This all puts a nail in the coffin of Kik's chances to serve RIM's Blackberry phones, and it seriously endangers the company's chances of survival overall.
However, it's still not clear why the service hurt Blackberry per se. According to our understanding, RIM isn't suffering any loss of revenue if users adopt Kik instead of BBM. On the contrary, a fast, enjoyable chat application like Kik was one of the first apps built that worked really well on Blackberry, showcasing a great experience on the RIM platform at a time when most developers are focused more on the iPhone and Android platforms.
Evidently, RIM must feel its BBM service still has some sort of quality edge on its main rivals, and that it must fight to protect its patent to protect that lead. But by moving to protect an app within its walled garden, RIM is fighting a questionable battle, now that we're in an age where cross-platform apps are more relevant.
Here's the bigger worry for RIM: With this move, is it inadvertently poisoning its own ecosystem? If people know they can work at RIM and then start a successful startup that rides on top of the BlackBerry platform, RIM becomes a more attractive place to work, and BlackBerry becomes a more attractive platform to develop on. By making an example of Kik and its chief executive, Ted Livingston, a 23-year-old former strategist at BBM who set up shop across the street from its headquarters, RIM could be shooting itself in the foot for extremely questionable gain.
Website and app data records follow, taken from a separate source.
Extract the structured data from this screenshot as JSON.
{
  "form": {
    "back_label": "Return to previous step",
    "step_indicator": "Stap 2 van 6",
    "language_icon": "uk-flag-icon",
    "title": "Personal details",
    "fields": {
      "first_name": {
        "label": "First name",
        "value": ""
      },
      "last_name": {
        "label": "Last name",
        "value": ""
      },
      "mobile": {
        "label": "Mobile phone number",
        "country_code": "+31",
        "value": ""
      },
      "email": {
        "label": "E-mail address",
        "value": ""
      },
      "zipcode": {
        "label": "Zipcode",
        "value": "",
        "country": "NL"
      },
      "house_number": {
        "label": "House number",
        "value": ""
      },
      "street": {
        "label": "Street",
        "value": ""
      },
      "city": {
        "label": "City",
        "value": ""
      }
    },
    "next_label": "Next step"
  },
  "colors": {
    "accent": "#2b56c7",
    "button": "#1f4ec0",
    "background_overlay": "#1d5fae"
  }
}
Yes, RIM's always been protective of its intellectual property, but as Apple's (Nasdaq: AAPL ) iPhone and now more recently Google with its Android platform have shown, you have to leave something on the table for innovators to seize.